• Directions for this task: In the entries that follow, find the word "number" and report each line it is on.

*** Records for this task

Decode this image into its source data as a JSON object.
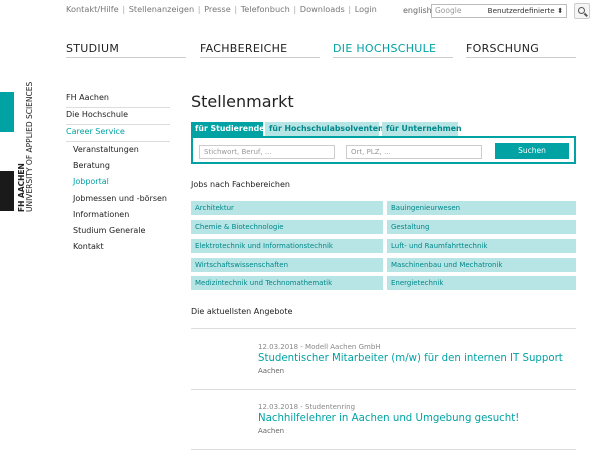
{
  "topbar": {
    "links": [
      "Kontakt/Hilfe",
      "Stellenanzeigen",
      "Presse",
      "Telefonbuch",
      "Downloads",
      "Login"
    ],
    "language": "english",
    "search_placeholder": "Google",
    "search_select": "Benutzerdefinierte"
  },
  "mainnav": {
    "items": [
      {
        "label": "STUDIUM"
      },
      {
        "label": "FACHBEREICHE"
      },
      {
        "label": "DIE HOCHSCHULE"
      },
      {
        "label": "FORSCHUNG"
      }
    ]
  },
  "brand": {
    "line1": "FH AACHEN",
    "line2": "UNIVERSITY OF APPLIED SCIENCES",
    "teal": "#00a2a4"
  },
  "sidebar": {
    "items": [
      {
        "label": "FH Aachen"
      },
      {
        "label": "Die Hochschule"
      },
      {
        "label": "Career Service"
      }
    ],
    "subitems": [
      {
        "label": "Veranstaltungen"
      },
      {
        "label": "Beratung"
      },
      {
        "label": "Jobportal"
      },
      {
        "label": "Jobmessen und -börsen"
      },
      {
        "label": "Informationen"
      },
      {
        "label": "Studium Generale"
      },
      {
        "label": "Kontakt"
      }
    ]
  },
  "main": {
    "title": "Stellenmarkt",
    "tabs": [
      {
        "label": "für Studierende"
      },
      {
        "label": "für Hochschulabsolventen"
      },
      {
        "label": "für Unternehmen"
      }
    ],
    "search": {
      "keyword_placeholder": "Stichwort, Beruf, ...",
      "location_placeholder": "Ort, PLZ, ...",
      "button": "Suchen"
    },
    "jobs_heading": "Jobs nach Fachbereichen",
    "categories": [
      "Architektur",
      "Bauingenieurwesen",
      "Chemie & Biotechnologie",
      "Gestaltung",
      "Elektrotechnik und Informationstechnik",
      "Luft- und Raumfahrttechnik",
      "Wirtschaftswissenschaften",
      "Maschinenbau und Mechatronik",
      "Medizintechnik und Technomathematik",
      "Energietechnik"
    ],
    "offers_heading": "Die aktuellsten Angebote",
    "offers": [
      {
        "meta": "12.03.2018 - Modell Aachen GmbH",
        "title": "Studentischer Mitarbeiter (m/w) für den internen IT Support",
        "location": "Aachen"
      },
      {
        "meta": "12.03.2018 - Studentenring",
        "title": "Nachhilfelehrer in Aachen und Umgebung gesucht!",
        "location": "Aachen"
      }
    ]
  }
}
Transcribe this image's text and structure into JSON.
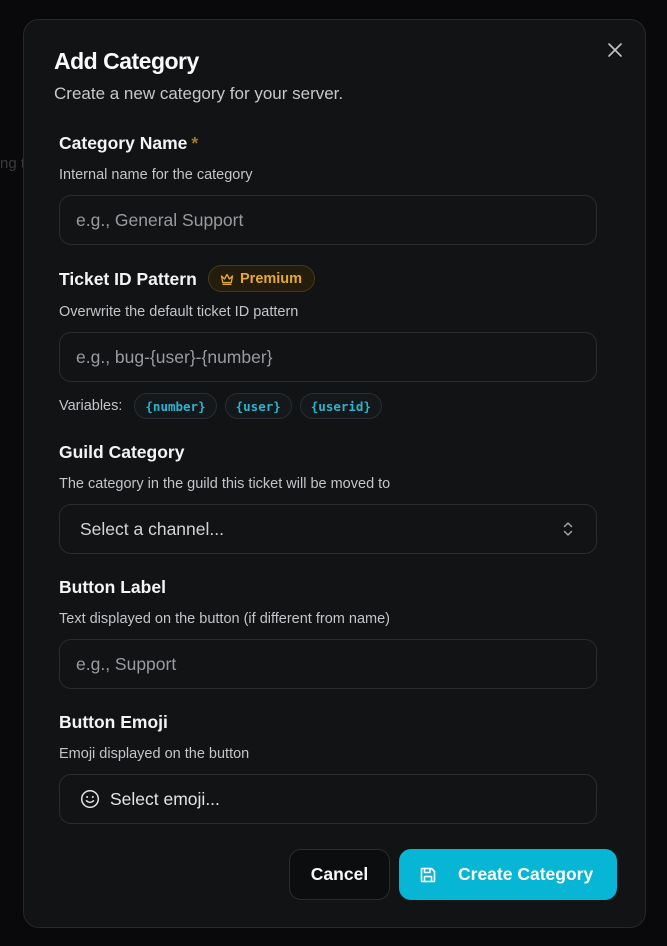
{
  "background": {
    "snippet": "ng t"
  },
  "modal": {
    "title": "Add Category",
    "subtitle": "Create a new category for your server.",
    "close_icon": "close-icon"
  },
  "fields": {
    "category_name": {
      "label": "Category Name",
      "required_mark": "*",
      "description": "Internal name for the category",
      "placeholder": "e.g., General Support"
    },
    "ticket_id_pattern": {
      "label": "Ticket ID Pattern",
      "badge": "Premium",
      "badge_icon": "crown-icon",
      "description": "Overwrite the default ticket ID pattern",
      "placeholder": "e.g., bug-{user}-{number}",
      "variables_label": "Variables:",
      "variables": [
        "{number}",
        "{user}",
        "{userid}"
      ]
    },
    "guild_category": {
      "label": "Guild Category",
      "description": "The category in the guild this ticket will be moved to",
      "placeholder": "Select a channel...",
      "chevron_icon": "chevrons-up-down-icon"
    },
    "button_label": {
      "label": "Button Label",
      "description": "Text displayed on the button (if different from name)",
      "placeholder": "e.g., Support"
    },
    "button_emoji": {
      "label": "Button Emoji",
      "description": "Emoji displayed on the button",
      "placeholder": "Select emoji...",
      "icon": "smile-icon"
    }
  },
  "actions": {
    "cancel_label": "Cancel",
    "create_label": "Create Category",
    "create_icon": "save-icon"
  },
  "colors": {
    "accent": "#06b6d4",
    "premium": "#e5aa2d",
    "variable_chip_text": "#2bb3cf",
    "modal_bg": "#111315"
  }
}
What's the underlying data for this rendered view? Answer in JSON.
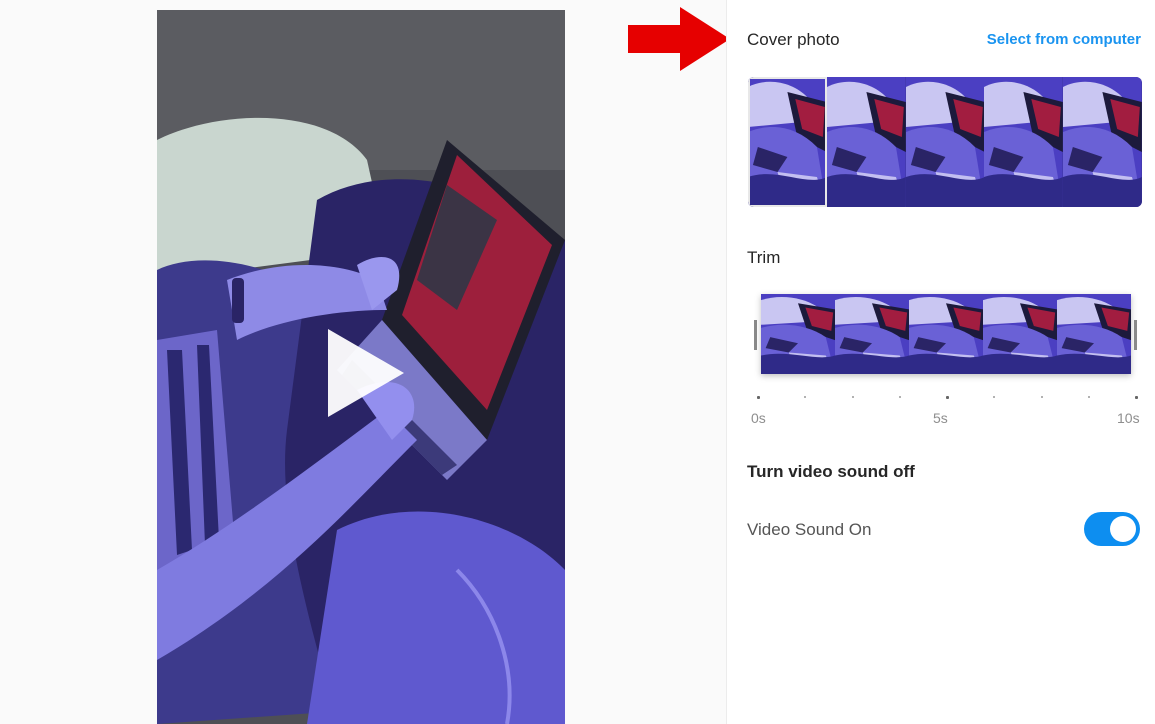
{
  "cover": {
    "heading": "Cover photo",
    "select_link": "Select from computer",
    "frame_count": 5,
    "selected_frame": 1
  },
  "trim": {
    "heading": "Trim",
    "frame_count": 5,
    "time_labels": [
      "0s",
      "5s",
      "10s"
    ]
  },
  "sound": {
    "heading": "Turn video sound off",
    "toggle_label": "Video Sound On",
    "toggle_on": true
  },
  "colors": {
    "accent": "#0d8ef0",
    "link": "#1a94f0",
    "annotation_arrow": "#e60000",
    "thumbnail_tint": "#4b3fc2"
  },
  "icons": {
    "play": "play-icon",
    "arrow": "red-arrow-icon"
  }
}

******
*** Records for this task

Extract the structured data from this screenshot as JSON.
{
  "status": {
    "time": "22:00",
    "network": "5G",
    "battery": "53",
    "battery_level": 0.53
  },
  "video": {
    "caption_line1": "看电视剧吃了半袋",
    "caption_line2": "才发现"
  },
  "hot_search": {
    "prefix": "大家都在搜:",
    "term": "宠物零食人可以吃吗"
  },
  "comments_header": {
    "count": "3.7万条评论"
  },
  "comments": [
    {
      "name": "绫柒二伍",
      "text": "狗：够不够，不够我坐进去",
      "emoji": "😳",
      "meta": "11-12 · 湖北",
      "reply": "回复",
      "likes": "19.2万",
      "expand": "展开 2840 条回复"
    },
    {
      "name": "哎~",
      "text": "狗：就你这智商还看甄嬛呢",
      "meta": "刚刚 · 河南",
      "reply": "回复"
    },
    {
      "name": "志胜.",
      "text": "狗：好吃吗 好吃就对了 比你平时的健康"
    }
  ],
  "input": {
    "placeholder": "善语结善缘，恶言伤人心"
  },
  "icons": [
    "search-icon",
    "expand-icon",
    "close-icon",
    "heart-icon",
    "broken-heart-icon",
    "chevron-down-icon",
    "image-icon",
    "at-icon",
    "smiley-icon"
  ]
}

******

• Solution to the problem:
      "placeholder": "e.g., bug-{user}-{number}",
        "{number}",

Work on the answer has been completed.